**ASSIGNED TASK**:
Repeat each entry as written and leave the images out of the copy.

[PROVIDED MATERIAL]

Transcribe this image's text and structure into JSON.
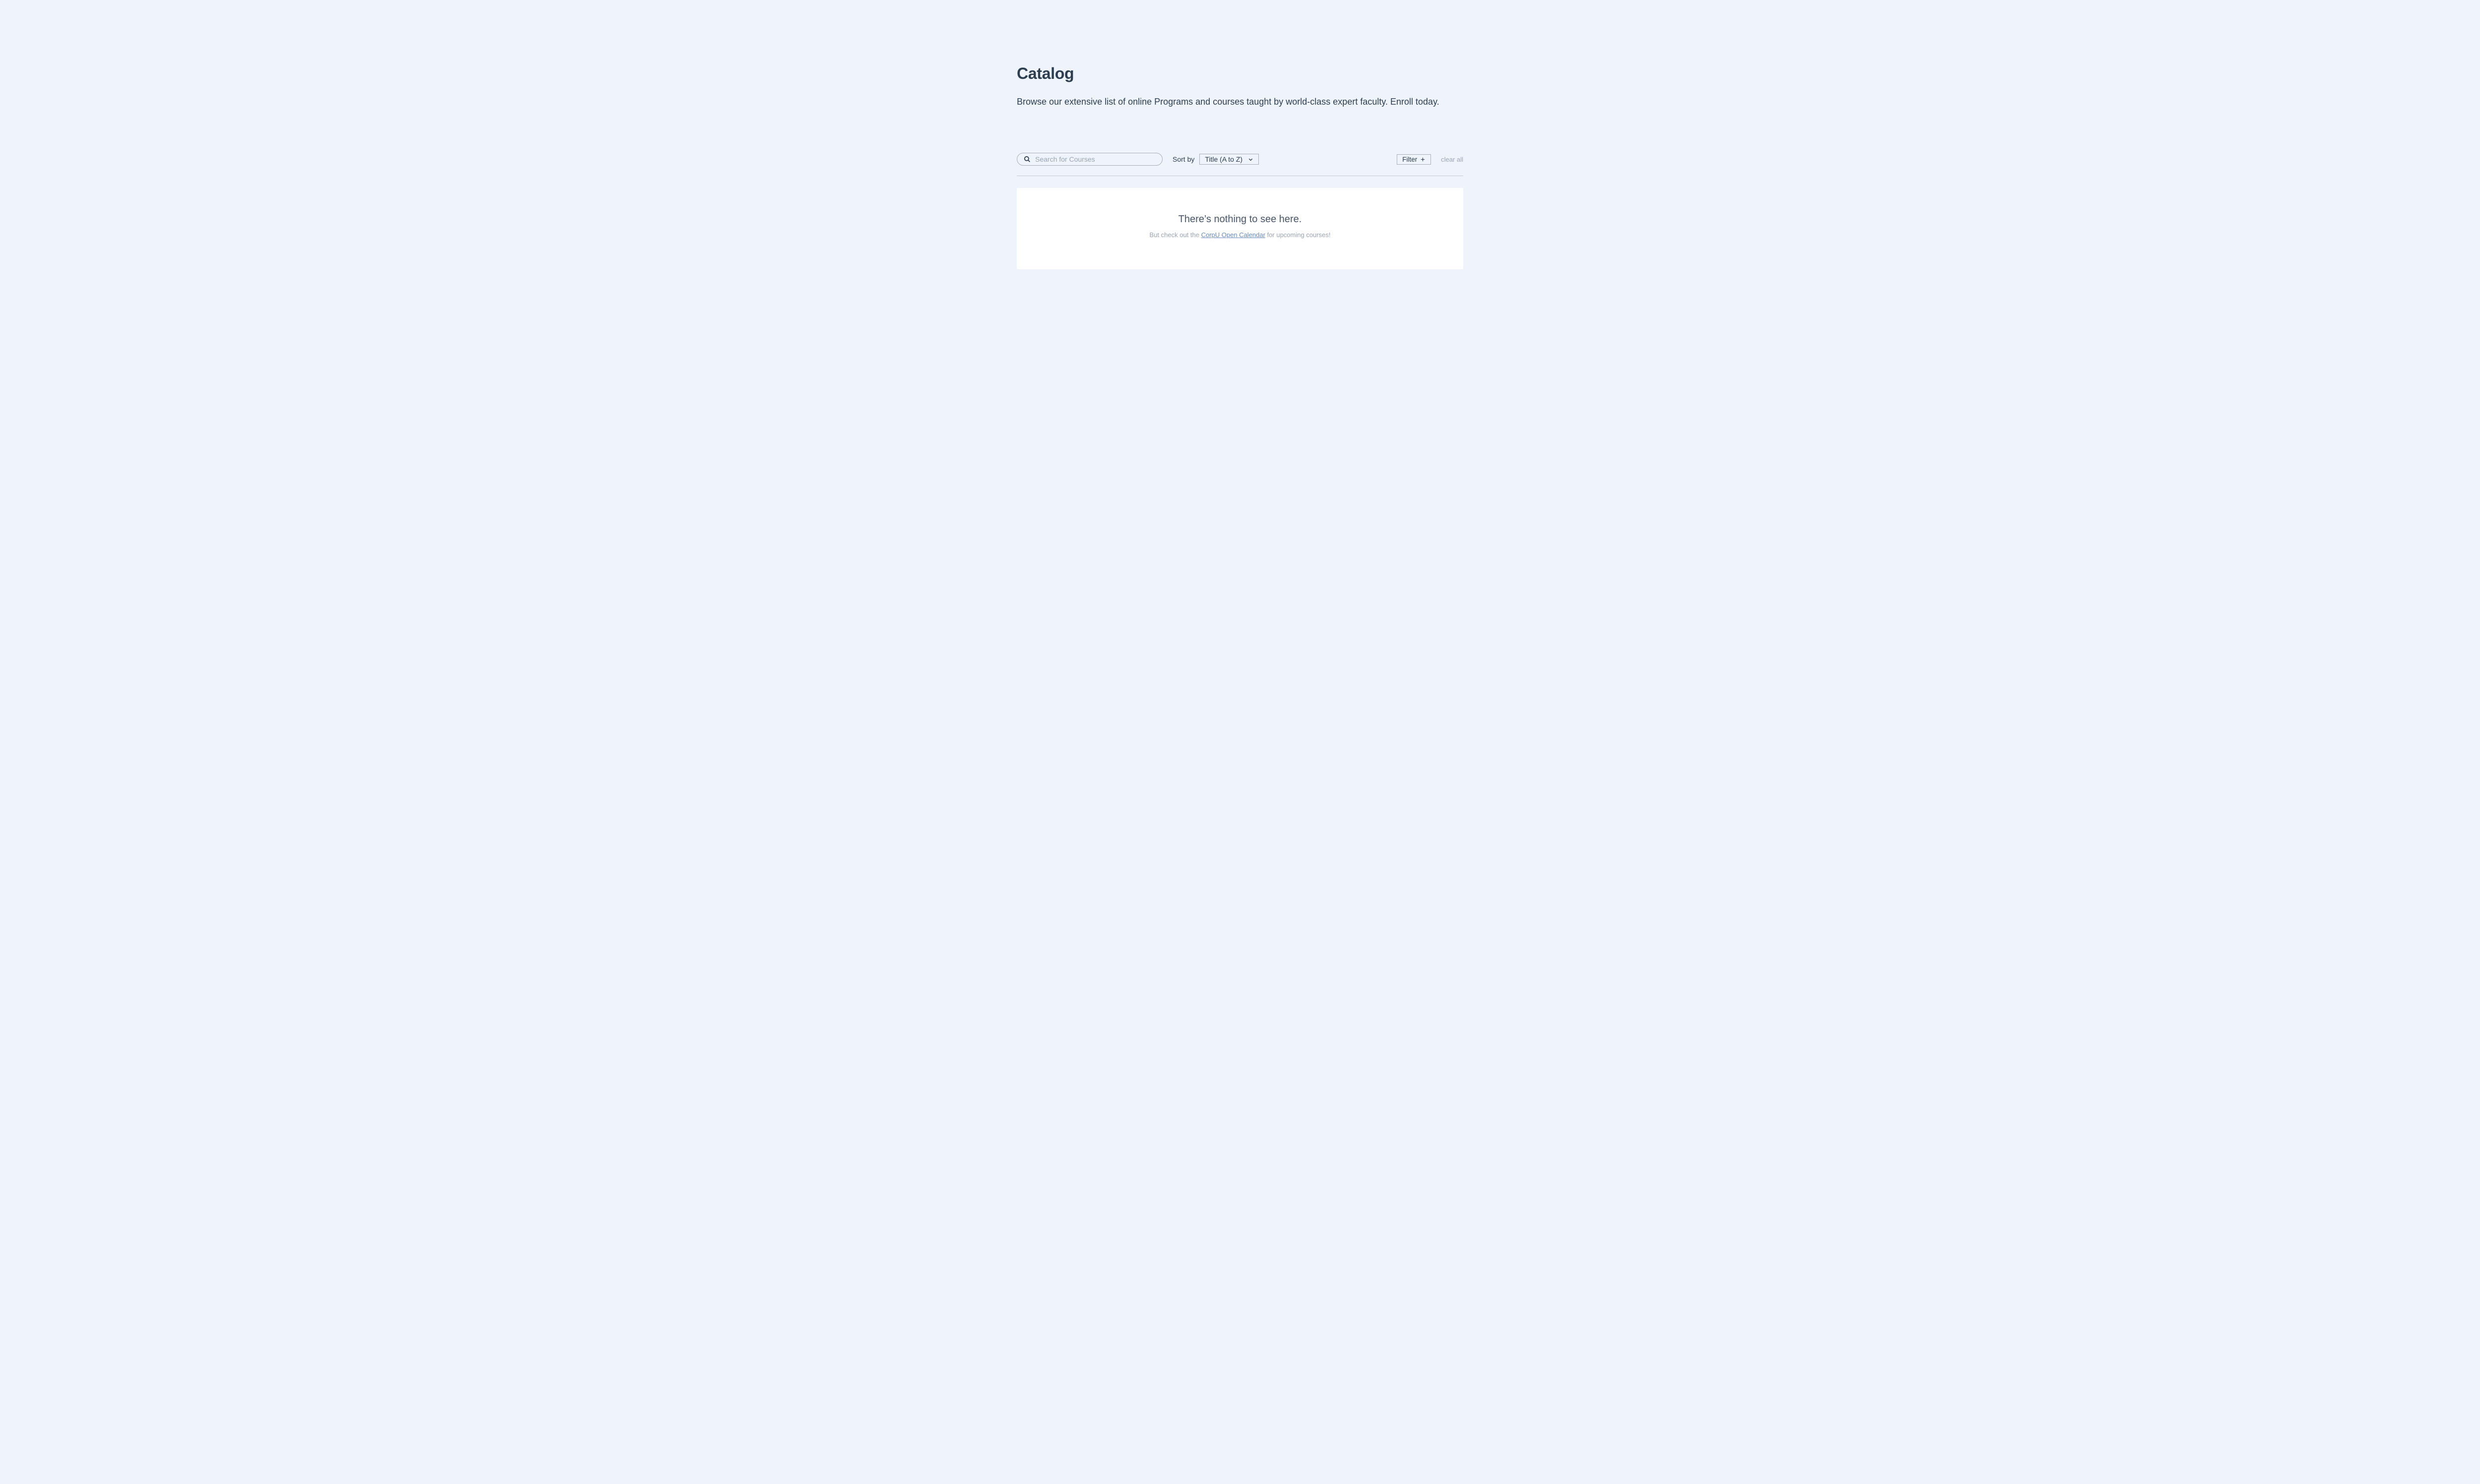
{
  "page": {
    "title": "Catalog",
    "description": "Browse our extensive list of online Programs and courses taught by world-class expert faculty. Enroll today."
  },
  "search": {
    "placeholder": "Search for Courses",
    "value": ""
  },
  "sort": {
    "label": "Sort by",
    "selected": "Title (A to Z)"
  },
  "filter": {
    "button_label": "Filter",
    "clear_all_label": "clear all"
  },
  "empty": {
    "heading": "There’s nothing to see here.",
    "sub_prefix": "But check out the ",
    "link_text": "CorpU Open Calendar",
    "sub_suffix": " for upcoming courses!"
  }
}
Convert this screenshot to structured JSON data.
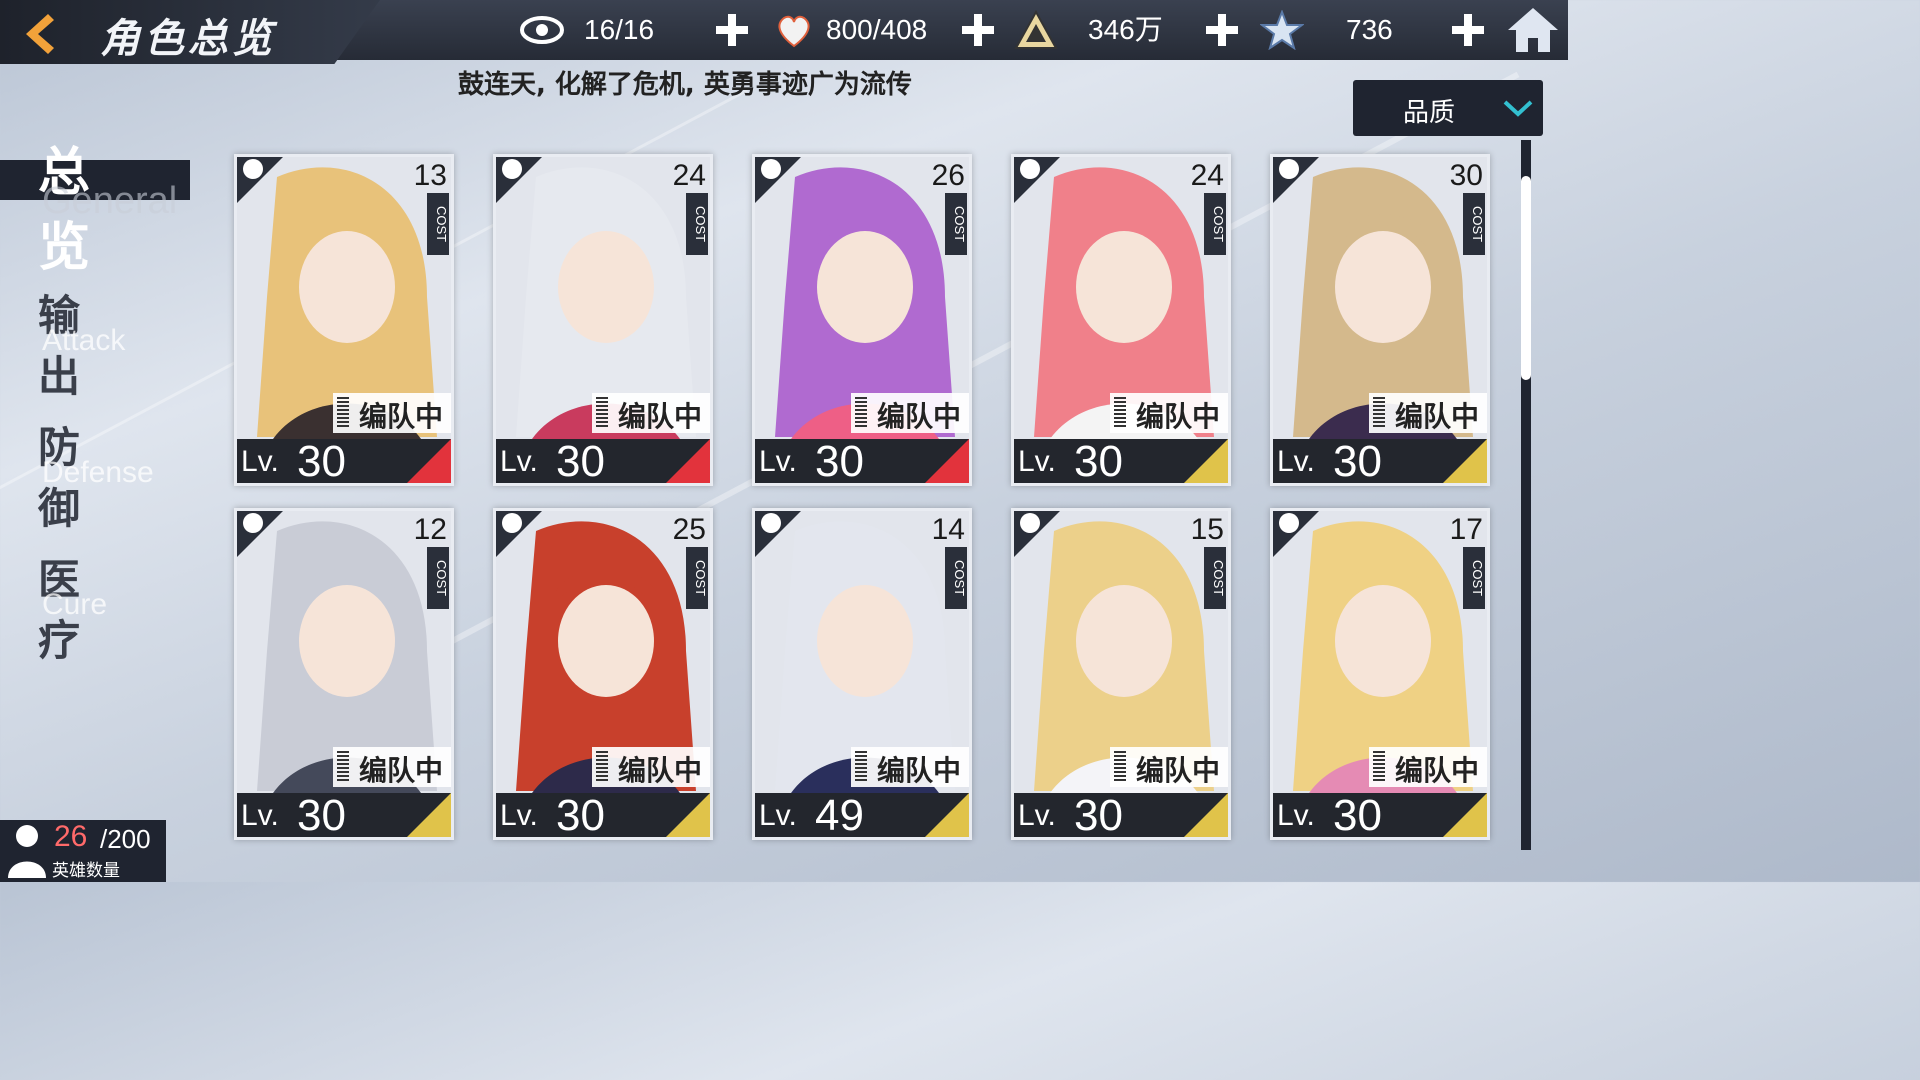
{
  "header": {
    "title": "角色总览",
    "back_icon": "back-arrow-icon",
    "resources": [
      {
        "name": "visibility",
        "icon": "eye-icon",
        "value": "16/16"
      },
      {
        "name": "stamina",
        "icon": "heart-hand-icon",
        "value": "800/408"
      },
      {
        "name": "gold",
        "icon": "pyramid-icon",
        "value": "346万"
      },
      {
        "name": "stars",
        "icon": "star-icon",
        "value": "736"
      }
    ],
    "home_icon": "home-icon"
  },
  "marquee": "鼓连天, 化解了危机, 英勇事迹广为流传",
  "sort": {
    "label": "品质",
    "icon": "chevron-down-icon"
  },
  "sidebar": {
    "items": [
      {
        "cn": "总览",
        "en": "General",
        "active": true
      },
      {
        "cn": "输出",
        "en": "Attack",
        "active": false
      },
      {
        "cn": "防御",
        "en": "Defense",
        "active": false
      },
      {
        "cn": "医疗",
        "en": "Cure",
        "active": false
      }
    ]
  },
  "cards": [
    {
      "cost": "13",
      "cost_label": "COST",
      "team": "编队中",
      "lv_prefix": "Lv.",
      "level": "30",
      "rarity": "red",
      "class_icon": "dragon-icon",
      "hair": "#e8c27a",
      "accent": "#3a3030"
    },
    {
      "cost": "24",
      "cost_label": "COST",
      "team": "编队中",
      "lv_prefix": "Lv.",
      "level": "30",
      "rarity": "red",
      "class_icon": "demon-horns-icon",
      "hair": "#e6e9ef",
      "accent": "#c93b5e"
    },
    {
      "cost": "26",
      "cost_label": "COST",
      "team": "编队中",
      "lv_prefix": "Lv.",
      "level": "30",
      "rarity": "red",
      "class_icon": "pistol-icon",
      "hair": "#b06ad0",
      "accent": "#ee5f86"
    },
    {
      "cost": "24",
      "cost_label": "COST",
      "team": "编队中",
      "lv_prefix": "Lv.",
      "level": "30",
      "rarity": "gold",
      "class_icon": "crown-sword-icon",
      "hair": "#f0808a",
      "accent": "#f4f4f4"
    },
    {
      "cost": "30",
      "cost_label": "COST",
      "team": "编队中",
      "lv_prefix": "Lv.",
      "level": "30",
      "rarity": "gold",
      "class_icon": "flame-icon",
      "hair": "#d4b98c",
      "accent": "#3b2c4e"
    },
    {
      "cost": "12",
      "cost_label": "COST",
      "team": "编队中",
      "lv_prefix": "Lv.",
      "level": "30",
      "rarity": "gold",
      "class_icon": "sword-icon",
      "hair": "#c9ccd6",
      "accent": "#44495a"
    },
    {
      "cost": "25",
      "cost_label": "COST",
      "team": "编队中",
      "lv_prefix": "Lv.",
      "level": "30",
      "rarity": "gold",
      "class_icon": "pistol-icon",
      "hair": "#c8402c",
      "accent": "#2d2a4a"
    },
    {
      "cost": "14",
      "cost_label": "COST",
      "team": "编队中",
      "lv_prefix": "Lv.",
      "level": "49",
      "rarity": "gold",
      "class_icon": "crossbow-icon",
      "hair": "#e3e6ee",
      "accent": "#2a2f5c"
    },
    {
      "cost": "15",
      "cost_label": "COST",
      "team": "编队中",
      "lv_prefix": "Lv.",
      "level": "30",
      "rarity": "gold",
      "class_icon": "snowflake-icon",
      "hair": "#ecd08a",
      "accent": "#f4f4f8"
    },
    {
      "cost": "17",
      "cost_label": "COST",
      "team": "编队中",
      "lv_prefix": "Lv.",
      "level": "30",
      "rarity": "gold",
      "class_icon": "heart-wings-icon",
      "hair": "#efd184",
      "accent": "#e58bb4"
    }
  ],
  "hero_count": {
    "current": "26",
    "max": "/200",
    "label": "英雄数量",
    "icon": "person-icon"
  }
}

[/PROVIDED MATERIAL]

**RESPONSE**:
Transcribe this image's text and structure into JSON.
{
  "page": {
    "title": "Catalog",
    "description": "Browse our extensive list of online Programs and courses taught by world-class expert faculty. Enroll today."
  },
  "search": {
    "placeholder": "Search for Courses",
    "value": ""
  },
  "sort": {
    "label": "Sort by",
    "selected": "Title (A to Z)"
  },
  "filter": {
    "button_label": "Filter",
    "clear_all_label": "clear all"
  },
  "empty": {
    "heading": "There’s nothing to see here.",
    "sub_prefix": "But check out the ",
    "link_text": "CorpU Open Calendar",
    "sub_suffix": " for upcoming courses!"
  }
}
Convert this screenshot to structured JSON data.
{
  "header": {
    "title": "角色总览",
    "back_icon": "back-arrow-icon",
    "resources": [
      {
        "name": "visibility",
        "icon": "eye-icon",
        "value": "16/16"
      },
      {
        "name": "stamina",
        "icon": "heart-hand-icon",
        "value": "800/408"
      },
      {
        "name": "gold",
        "icon": "pyramid-icon",
        "value": "346万"
      },
      {
        "name": "stars",
        "icon": "star-icon",
        "value": "736"
      }
    ],
    "home_icon": "home-icon"
  },
  "marquee": "鼓连天, 化解了危机, 英勇事迹广为流传",
  "sort": {
    "label": "品质",
    "icon": "chevron-down-icon"
  },
  "sidebar": {
    "items": [
      {
        "cn": "总览",
        "en": "General",
        "active": true
      },
      {
        "cn": "输出",
        "en": "Attack",
        "active": false
      },
      {
        "cn": "防御",
        "en": "Defense",
        "active": false
      },
      {
        "cn": "医疗",
        "en": "Cure",
        "active": false
      }
    ]
  },
  "cards": [
    {
      "cost": "13",
      "cost_label": "COST",
      "team": "编队中",
      "lv_prefix": "Lv.",
      "level": "30",
      "rarity": "red",
      "class_icon": "dragon-icon",
      "hair": "#e8c27a",
      "accent": "#3a3030"
    },
    {
      "cost": "24",
      "cost_label": "COST",
      "team": "编队中",
      "lv_prefix": "Lv.",
      "level": "30",
      "rarity": "red",
      "class_icon": "demon-horns-icon",
      "hair": "#e6e9ef",
      "accent": "#c93b5e"
    },
    {
      "cost": "26",
      "cost_label": "COST",
      "team": "编队中",
      "lv_prefix": "Lv.",
      "level": "30",
      "rarity": "red",
      "class_icon": "pistol-icon",
      "hair": "#b06ad0",
      "accent": "#ee5f86"
    },
    {
      "cost": "24",
      "cost_label": "COST",
      "team": "编队中",
      "lv_prefix": "Lv.",
      "level": "30",
      "rarity": "gold",
      "class_icon": "crown-sword-icon",
      "hair": "#f0808a",
      "accent": "#f4f4f4"
    },
    {
      "cost": "30",
      "cost_label": "COST",
      "team": "编队中",
      "lv_prefix": "Lv.",
      "level": "30",
      "rarity": "gold",
      "class_icon": "flame-icon",
      "hair": "#d4b98c",
      "accent": "#3b2c4e"
    },
    {
      "cost": "12",
      "cost_label": "COST",
      "team": "编队中",
      "lv_prefix": "Lv.",
      "level": "30",
      "rarity": "gold",
      "class_icon": "sword-icon",
      "hair": "#c9ccd6",
      "accent": "#44495a"
    },
    {
      "cost": "25",
      "cost_label": "COST",
      "team": "编队中",
      "lv_prefix": "Lv.",
      "level": "30",
      "rarity": "gold",
      "class_icon": "pistol-icon",
      "hair": "#c8402c",
      "accent": "#2d2a4a"
    },
    {
      "cost": "14",
      "cost_label": "COST",
      "team": "编队中",
      "lv_prefix": "Lv.",
      "level": "49",
      "rarity": "gold",
      "class_icon": "crossbow-icon",
      "hair": "#e3e6ee",
      "accent": "#2a2f5c"
    },
    {
      "cost": "15",
      "cost_label": "COST",
      "team": "编队中",
      "lv_prefix": "Lv.",
      "level": "30",
      "rarity": "gold",
      "class_icon": "snowflake-icon",
      "hair": "#ecd08a",
      "accent": "#f4f4f8"
    },
    {
      "cost": "17",
      "cost_label": "COST",
      "team": "编队中",
      "lv_prefix": "Lv.",
      "level": "30",
      "rarity": "gold",
      "class_icon": "heart-wings-icon",
      "hair": "#efd184",
      "accent": "#e58bb4"
    }
  ],
  "hero_count": {
    "current": "26",
    "max": "/200",
    "label": "英雄数量",
    "icon": "person-icon"
  }
}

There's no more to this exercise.